Items from an interface collection:
'''
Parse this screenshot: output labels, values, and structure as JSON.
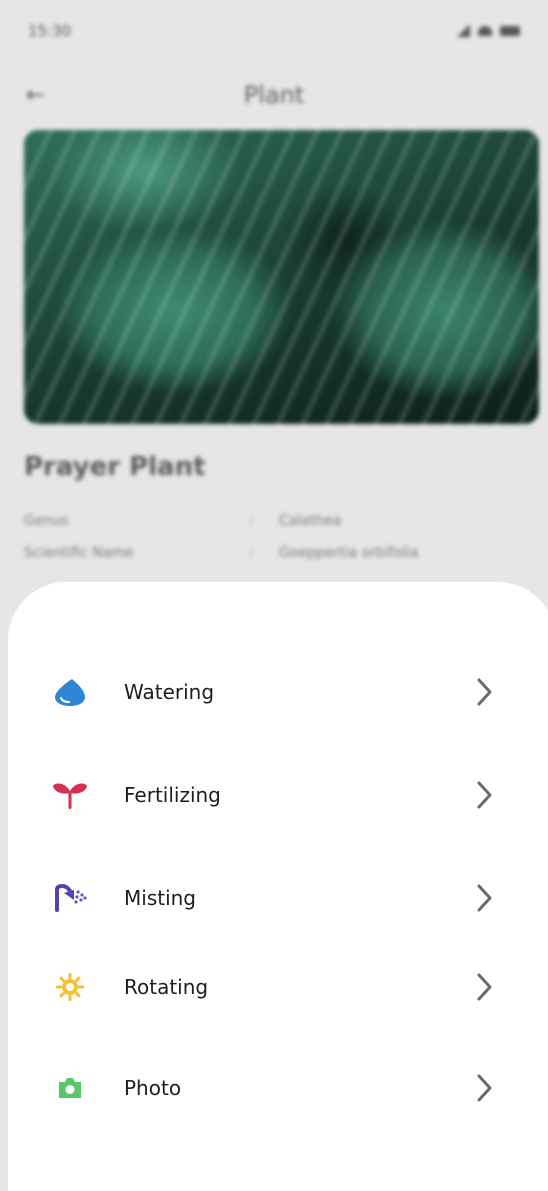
{
  "status_bar": {
    "time": "15:30"
  },
  "header": {
    "title": "Plant",
    "back_icon": "back-arrow-icon"
  },
  "plant": {
    "name": "Prayer Plant",
    "details": [
      {
        "key": "Genus",
        "value": "Calathea"
      },
      {
        "key": "Scientific Name",
        "value": "Goeppertia orbifolia"
      }
    ]
  },
  "menu": {
    "items": [
      {
        "label": "Watering",
        "icon": "water-drop-icon",
        "color": "#2e86d6"
      },
      {
        "label": "Fertilizing",
        "icon": "sprout-icon",
        "color": "#d0324f"
      },
      {
        "label": "Misting",
        "icon": "shower-icon",
        "color": "#5a3fb0"
      },
      {
        "label": "Rotating",
        "icon": "sun-rotate-icon",
        "color": "#f2c230"
      },
      {
        "label": "Photo",
        "icon": "camera-icon",
        "color": "#5cc66d"
      }
    ]
  }
}
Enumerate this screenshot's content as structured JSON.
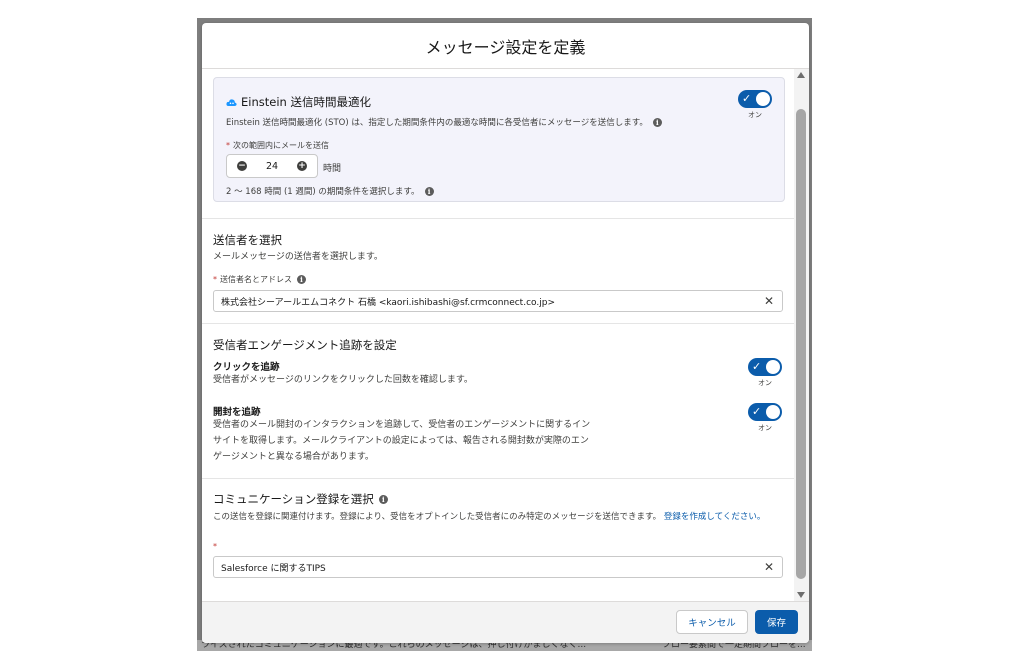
{
  "modal": {
    "title": "メッセージ設定を定義"
  },
  "einstein": {
    "title": "Einstein 送信時間最適化",
    "description": "Einstein 送信時間最適化 (STO) は、指定した期間条件内の最適な時間に各受信者にメッセージを送信します。",
    "toggle_label": "オン",
    "send_window_label": "次の範囲内にメールを送信",
    "hours_value": "24",
    "hours_unit": "時間",
    "range_help": "2 〜 168 時間 (1 週間) の期間条件を選択します。",
    "accent_color": "#0b5cab"
  },
  "sender": {
    "title": "送信者を選択",
    "subtitle": "メールメッセージの送信者を選択します。",
    "field_label": "送信者名とアドレス",
    "value": "株式会社シーアールエムコネクト 石橋 <kaori.ishibashi@sf.crmconnect.co.jp>"
  },
  "engagement": {
    "title": "受信者エンゲージメント追跡を設定",
    "click_tracking": {
      "title": "クリックを追跡",
      "description": "受信者がメッセージのリンクをクリックした回数を確認します。",
      "toggle_label": "オン"
    },
    "open_tracking": {
      "title": "開封を追跡",
      "description": "受信者のメール開封のインタラクションを追跡して、受信者のエンゲージメントに関するインサイトを取得します。メールクライアントの設定によっては、報告される開封数が実際のエンゲージメントと異なる場合があります。",
      "toggle_label": "オン"
    }
  },
  "communication": {
    "title": "コミュニケーション登録を選択",
    "description": "この送信を登録に関連付けます。登録により、受信をオプトインした受信者にのみ特定のメッセージを送信できます。",
    "link_text": "登録を作成してください。",
    "value": "Salesforce に関するTIPS"
  },
  "footer": {
    "cancel_label": "キャンセル",
    "save_label": "保存"
  },
  "background": {
    "strip_text_left": "ライズされたコミュニケーションに最適です。これらのメッセージは、押し付けがましくなく...",
    "strip_text_right": "フロー要素間で一定期間フローを..."
  },
  "icons": {
    "einstein": "cloud-icon",
    "info": "info-icon",
    "clear": "close-icon",
    "decrement": "minus-icon",
    "increment": "plus-icon",
    "toggle_on": "check-icon"
  }
}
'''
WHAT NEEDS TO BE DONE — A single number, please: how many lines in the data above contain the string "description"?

SOLUTION FOR THIS PROBLEM — 4